I've the back-end of Colin Smith's magnificent, jokey, authoritative England's Last War Against France: Fighting Vichy 1940-42 to polish off. [OK, OK: so it got pushed under the bed.]

Then, which I laid aside when I relocated the above, the rest of Nicolas Le Floch sorting out that appalling murder on the night the Dauphin married Marie Antoinette.

Working down the guilt pile, there's Wallanders 7 and 8.

So, I promise I'll give Chris the time of day around the end of the week.

If it's half the quality of A View from the Foothills, it'll be worth the wait.

You do realise that Ian Mortimer's 1415: Henry V's Year of Glory keeps getting deferred, don't you?

[Just boasting about the joys of retirement.]

gedmag2010 said...

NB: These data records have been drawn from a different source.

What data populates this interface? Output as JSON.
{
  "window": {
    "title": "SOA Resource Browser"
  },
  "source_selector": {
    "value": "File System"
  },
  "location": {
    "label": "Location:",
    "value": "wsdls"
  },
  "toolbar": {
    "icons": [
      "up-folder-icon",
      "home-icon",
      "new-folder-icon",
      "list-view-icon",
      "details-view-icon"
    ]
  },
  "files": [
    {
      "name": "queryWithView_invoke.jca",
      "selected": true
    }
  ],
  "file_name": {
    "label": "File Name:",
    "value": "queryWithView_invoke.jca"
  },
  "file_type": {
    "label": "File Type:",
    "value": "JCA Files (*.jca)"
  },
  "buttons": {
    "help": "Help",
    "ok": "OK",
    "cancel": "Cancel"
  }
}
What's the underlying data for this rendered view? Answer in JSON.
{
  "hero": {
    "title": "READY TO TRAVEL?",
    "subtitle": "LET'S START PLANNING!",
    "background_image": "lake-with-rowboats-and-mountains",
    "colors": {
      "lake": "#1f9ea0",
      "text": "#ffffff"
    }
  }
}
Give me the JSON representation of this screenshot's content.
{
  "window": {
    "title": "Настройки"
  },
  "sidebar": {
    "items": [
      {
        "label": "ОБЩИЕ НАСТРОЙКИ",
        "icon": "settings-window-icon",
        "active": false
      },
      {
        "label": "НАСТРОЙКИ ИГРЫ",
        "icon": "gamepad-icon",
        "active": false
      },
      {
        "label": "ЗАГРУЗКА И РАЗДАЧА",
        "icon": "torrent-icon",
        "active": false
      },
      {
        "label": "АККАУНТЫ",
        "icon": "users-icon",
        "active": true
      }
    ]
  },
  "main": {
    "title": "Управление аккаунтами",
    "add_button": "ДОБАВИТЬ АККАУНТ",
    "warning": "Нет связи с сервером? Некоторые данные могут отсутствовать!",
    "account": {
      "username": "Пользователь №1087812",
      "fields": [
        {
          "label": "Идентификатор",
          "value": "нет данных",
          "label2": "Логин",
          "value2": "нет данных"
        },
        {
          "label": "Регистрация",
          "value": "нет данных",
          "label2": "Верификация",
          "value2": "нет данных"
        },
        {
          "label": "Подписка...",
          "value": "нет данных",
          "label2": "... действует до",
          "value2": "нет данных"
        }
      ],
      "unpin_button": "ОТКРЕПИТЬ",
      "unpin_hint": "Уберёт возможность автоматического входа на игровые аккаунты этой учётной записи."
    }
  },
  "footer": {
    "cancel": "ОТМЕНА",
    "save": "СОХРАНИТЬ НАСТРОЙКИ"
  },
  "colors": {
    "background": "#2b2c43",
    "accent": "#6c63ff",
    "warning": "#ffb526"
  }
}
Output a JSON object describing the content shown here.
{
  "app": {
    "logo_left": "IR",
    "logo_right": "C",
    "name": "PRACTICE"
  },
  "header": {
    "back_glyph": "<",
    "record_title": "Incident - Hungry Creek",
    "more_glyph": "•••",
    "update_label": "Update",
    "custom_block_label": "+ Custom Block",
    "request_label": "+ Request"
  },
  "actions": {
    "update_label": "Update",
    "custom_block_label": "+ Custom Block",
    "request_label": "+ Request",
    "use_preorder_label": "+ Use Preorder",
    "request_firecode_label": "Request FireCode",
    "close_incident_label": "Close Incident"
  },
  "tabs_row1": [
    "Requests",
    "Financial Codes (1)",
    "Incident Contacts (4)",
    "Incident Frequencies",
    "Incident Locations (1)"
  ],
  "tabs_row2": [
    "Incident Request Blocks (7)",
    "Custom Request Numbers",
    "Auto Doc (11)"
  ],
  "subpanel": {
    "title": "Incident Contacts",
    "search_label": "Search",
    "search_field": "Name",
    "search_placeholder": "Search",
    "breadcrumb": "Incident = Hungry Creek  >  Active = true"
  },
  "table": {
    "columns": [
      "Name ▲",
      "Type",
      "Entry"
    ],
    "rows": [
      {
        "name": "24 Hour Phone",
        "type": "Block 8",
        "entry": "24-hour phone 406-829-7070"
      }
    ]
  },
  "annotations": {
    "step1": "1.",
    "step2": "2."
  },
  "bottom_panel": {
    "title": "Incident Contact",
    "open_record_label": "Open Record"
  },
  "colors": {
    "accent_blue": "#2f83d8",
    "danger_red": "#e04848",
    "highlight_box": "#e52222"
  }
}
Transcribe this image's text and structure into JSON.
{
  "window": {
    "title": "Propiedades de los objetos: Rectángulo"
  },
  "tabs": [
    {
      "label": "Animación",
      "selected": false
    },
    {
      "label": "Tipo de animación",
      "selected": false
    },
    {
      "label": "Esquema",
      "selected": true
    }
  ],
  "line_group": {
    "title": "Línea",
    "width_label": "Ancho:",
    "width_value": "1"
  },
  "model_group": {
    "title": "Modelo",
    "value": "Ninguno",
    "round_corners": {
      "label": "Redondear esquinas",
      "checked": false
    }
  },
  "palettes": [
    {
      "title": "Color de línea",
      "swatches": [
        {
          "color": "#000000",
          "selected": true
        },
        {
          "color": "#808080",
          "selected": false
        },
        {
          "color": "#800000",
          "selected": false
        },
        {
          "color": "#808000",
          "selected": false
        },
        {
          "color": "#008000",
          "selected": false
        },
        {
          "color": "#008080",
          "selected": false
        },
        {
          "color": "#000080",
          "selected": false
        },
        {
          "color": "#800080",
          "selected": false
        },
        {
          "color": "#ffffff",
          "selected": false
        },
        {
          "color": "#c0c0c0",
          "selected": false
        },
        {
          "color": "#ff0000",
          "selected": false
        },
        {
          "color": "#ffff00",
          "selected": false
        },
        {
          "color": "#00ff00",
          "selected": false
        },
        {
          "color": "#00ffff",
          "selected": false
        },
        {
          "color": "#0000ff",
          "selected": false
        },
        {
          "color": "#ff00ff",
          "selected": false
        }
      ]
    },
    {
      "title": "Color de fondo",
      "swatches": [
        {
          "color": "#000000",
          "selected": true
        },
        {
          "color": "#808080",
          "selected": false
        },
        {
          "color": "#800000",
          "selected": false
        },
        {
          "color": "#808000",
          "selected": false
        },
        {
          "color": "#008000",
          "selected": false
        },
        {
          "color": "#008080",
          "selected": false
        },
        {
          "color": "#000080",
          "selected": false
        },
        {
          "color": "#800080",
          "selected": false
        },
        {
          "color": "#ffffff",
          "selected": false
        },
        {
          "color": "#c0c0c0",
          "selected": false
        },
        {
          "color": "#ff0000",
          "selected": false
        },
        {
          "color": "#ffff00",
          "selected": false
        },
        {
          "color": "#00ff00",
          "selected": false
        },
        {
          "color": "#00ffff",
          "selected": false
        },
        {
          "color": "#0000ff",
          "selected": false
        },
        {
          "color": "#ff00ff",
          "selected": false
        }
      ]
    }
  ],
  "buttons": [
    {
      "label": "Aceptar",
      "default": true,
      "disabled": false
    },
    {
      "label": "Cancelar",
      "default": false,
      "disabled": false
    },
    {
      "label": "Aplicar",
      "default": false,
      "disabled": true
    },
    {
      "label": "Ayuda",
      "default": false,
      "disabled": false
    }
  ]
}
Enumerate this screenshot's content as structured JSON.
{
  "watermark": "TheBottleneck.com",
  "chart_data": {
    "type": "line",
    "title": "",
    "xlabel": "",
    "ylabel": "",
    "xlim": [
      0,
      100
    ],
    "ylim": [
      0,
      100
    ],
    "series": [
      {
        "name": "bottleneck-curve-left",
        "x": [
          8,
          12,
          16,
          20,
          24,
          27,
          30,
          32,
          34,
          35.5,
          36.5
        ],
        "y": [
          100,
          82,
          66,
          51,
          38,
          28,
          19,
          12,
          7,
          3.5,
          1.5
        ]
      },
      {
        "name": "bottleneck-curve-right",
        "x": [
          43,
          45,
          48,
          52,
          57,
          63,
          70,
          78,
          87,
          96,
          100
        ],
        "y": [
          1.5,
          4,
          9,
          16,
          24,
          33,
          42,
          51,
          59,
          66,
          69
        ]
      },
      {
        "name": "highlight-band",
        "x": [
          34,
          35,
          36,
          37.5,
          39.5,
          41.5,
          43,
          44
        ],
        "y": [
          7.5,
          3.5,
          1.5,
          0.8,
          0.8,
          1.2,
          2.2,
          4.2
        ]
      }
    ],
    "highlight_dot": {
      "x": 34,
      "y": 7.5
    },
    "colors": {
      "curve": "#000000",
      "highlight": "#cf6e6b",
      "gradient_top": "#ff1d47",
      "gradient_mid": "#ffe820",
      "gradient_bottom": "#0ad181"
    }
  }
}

Iain; I read your comments on Chris Mullin,and from a potential member of the Establishment like yourself,I suppose its fair comment.But having read "A View From The Foothills" myself; my view is that here is a man who could have made a real difference in the House of Commons.He had been one of the best editors of Tribune that ever lived; and of course his greatest achievement was the freeing of the Birmingham 6(Not forgetting of course all the groundwork done by Gareth Pierce, their solicitor).He knew more than most in the Parliamentary Labour Party that New Labour was nothing but a ragbag of opportunists,charlatans,carpetbaggers and Tory fellow travellers;but he just fell in line with the mob, hopingfor minesterial office and when it came he was treated with contempt by Bliar. To be fair he was a very good Select Committee chairman. How much better it could have been had he used his undoubted talent and ability to fight the poisonous,corrosive effect of New Labour.Instead he succumbed to the old disease of the labour left:Careerism and opportunism.

Laban said...

How can anyone, let alone a Tory, talk about Chris Mullin while ignoring his decades-long concealment of the names of the Birmingham bombers? 21 dead, 200 injured, many maimed for life.

As I blogged :

Six months before the Birmingham outrage the Dublin and Monaghan bombings killed 34 people. As in Birmingham, the bombers have not been found.

Imagine a young Telegraph reporter concealing the names of the bombers for reasons of 'journalistic confidentiality', then becoming a Tory MP and a Minister ?

I can't either.